Most of the income derived from the marketing of the oil has been transferred to the central government and proper re-investment in the company has been neglected. While comparable companies such as Petrobras, ExxonMobil and Shell invest an average of $40 billion per year in their core activities, Petroleos de Venezuela has been investing only $12-15 billion per year during the last 4-5 years.
The political decision by the Venezuelan government to send subsidized oil to Latin American countries, especially Cuba, where 100,000 barrels of oil are sent every day, practically free due to the nature of the agreement, has inflicted a dramatic loss to the Venezuelan oil and gas industry.
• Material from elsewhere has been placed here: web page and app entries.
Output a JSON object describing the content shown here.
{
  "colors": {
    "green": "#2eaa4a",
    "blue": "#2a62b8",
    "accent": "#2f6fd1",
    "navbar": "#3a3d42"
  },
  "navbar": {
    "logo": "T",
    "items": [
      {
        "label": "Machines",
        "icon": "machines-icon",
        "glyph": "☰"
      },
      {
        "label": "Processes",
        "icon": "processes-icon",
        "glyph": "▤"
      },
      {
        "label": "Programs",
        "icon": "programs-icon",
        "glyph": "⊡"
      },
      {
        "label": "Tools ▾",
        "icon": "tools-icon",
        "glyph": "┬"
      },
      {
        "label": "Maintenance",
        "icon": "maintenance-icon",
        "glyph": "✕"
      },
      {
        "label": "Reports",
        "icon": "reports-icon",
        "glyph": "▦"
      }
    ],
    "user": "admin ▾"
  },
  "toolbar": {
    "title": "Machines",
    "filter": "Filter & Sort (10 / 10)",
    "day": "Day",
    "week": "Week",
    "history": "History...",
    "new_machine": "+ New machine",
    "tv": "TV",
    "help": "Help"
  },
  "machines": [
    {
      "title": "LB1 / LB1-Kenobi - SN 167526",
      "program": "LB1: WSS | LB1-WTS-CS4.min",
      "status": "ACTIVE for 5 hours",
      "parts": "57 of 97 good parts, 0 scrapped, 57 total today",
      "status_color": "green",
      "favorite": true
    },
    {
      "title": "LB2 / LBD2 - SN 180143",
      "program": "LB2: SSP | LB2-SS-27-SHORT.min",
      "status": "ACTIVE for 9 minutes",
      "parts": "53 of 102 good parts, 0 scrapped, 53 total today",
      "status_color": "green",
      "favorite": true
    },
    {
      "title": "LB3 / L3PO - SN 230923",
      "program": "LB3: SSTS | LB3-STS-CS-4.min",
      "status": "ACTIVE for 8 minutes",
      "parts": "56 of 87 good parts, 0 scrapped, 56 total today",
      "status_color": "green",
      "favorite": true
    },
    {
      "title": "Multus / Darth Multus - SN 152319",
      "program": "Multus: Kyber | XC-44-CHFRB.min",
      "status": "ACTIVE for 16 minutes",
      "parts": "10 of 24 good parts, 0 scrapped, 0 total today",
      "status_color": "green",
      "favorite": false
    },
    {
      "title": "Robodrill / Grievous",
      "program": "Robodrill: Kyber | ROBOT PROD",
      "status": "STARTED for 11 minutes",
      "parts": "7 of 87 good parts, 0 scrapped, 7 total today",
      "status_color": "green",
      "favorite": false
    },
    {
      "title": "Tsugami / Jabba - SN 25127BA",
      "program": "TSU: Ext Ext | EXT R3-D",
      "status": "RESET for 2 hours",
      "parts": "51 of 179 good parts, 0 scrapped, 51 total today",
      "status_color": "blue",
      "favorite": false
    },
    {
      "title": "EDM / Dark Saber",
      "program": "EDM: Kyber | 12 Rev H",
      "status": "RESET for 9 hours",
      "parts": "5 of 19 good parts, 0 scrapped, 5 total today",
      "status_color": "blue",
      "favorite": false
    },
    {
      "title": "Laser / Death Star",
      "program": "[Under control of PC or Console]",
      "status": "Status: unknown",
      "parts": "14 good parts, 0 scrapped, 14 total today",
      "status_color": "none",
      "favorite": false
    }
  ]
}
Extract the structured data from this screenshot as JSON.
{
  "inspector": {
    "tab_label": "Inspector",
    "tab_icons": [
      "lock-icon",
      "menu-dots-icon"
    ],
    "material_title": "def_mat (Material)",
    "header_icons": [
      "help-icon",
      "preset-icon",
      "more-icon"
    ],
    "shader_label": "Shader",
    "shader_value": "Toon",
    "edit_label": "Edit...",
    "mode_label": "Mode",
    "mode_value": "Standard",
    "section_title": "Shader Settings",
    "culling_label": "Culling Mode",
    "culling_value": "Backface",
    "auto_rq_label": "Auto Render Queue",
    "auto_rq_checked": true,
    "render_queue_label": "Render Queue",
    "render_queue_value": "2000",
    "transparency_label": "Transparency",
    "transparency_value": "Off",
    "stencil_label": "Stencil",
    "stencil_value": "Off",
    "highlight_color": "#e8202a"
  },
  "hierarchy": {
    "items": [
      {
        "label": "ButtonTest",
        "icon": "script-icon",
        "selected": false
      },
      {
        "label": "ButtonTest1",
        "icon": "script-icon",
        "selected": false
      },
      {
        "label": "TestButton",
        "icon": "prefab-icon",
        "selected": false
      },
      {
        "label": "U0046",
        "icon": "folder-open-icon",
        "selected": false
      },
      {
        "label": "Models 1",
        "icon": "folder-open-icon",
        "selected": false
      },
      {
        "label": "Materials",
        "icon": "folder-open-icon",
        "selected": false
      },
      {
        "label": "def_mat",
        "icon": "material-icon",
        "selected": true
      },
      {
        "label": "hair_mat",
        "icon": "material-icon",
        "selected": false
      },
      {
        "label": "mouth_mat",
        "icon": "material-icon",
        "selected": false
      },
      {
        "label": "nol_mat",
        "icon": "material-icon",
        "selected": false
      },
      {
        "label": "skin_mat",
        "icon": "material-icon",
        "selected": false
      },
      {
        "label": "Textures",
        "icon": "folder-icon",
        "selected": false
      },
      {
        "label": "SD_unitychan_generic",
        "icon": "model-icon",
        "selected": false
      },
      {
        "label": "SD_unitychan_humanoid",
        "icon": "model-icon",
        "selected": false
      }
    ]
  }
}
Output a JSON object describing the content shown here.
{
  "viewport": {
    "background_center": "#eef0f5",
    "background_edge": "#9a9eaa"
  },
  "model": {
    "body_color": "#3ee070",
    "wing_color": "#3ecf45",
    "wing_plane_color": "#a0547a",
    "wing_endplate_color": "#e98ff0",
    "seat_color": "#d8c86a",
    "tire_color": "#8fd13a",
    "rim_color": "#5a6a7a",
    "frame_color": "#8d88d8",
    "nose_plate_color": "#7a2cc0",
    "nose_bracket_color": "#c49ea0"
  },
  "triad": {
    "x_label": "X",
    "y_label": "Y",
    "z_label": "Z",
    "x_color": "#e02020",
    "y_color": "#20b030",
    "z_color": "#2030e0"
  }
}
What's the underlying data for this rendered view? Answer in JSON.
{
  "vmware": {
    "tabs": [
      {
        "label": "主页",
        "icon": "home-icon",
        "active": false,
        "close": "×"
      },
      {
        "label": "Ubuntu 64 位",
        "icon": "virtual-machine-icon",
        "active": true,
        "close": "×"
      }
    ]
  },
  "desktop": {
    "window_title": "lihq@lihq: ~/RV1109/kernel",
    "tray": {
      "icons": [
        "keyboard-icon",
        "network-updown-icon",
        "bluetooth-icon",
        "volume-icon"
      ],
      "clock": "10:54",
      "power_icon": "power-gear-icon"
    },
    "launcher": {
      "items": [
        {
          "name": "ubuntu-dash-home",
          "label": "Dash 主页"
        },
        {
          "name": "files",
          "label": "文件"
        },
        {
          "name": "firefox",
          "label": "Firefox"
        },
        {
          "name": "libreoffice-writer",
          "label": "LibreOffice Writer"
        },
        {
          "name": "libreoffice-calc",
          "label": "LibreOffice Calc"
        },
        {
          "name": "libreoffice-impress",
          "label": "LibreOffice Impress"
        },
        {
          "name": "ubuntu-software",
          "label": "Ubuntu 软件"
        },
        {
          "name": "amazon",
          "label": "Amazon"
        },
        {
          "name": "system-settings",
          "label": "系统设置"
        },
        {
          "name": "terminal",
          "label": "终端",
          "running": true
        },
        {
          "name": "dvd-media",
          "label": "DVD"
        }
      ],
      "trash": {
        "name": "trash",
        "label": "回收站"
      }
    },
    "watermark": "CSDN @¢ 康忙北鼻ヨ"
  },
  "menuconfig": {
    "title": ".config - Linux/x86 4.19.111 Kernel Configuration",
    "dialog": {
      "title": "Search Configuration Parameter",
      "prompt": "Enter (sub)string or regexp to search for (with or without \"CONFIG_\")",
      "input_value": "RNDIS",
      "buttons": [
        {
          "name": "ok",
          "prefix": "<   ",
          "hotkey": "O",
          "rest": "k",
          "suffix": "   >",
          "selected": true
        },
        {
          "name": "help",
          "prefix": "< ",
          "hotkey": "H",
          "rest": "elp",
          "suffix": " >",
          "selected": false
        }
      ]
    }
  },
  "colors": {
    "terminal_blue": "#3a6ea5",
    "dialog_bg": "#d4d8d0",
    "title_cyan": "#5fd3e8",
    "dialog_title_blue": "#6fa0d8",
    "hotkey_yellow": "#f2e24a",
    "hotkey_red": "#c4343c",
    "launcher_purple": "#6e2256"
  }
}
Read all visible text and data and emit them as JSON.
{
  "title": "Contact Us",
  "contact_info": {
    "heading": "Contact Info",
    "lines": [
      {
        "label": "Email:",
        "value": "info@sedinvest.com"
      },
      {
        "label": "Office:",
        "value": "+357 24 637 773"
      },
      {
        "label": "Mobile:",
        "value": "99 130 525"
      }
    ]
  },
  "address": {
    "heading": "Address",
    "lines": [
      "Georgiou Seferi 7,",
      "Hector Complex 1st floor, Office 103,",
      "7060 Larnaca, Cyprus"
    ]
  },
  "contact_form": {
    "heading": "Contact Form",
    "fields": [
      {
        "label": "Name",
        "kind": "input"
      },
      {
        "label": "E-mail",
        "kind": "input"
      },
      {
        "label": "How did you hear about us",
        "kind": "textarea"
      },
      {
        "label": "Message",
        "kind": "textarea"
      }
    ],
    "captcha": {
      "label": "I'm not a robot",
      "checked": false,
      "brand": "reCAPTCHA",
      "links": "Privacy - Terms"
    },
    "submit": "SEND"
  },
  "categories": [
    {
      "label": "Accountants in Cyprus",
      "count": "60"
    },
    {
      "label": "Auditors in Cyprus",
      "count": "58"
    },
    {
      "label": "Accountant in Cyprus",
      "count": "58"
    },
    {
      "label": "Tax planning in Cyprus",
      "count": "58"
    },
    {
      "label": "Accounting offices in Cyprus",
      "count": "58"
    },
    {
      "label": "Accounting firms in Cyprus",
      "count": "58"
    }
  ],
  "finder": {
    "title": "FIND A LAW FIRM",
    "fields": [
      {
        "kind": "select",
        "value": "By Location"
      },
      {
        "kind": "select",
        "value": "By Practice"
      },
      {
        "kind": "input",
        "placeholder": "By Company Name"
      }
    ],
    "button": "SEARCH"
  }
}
All in all about half of Venezuelan oil exports going to Latin America and to China are not receiving a proper payment.
As financial demands from the central government have siphoned oil income away from the company its debt has mounted. Today I estimate the total debt of the company, including contingencies for probable future payments to debtors, in no less than $80 billion, an amount that already exceeds the company’s assets, officially listed as $75 billion in its 2012 annual report.
Venezuelan energy security presents no problems, given the immense size of its oil and gas resources. Development of alternative sources of renewable energy seem condemned to permanent stagnation for many years to come. Clearly the country has failed to build a viable and prosperous economy by using oil income in a proper manner. As the country sits on an enormous reservoir of undeveloped heavy oil, while the world is already in a transition into new forms of energy, Venezuela will require a drastic revamping of its energy policy in the short term, if the country is to put its fossil hydrocarbon resources to good use before they become museum pieces.
© Latin American Energy Review 2013
About the Author:
Gustavo Coronel is the Director of Silso Oil and Gas Corporation in Houston, Texas. He has a 32-year career in the petroleum industry in Venezuela and abroad, and was a founding member of the board of directors of Petroleos de Venezuela (PDVSA) from ’76-’79. He was Chief Operations Officer and acting CEO of the Corporacion Venezolana de Guayana, a $35 billion Venezuelan government conglomerate, (‘94-’95), and President of the Port of Puerto Cabello, Venezuela (‘01-’02).
Mr. Coronel has received academic honors from his alma mater, is an active writer and blogger on matters in which he is passionate, and very active in community affairs in addition to teaching. He was Director of Corporate Programs for Latin America at Foreign Policy magazine (‘04-’06).
He graduated from University of Tulsa (’55) as a geologist, was a Fellow at the Center for International Affairs at Harvard University (’81-’83), and obtained a masters degree in international public policy from Johns Hopkins University (’87).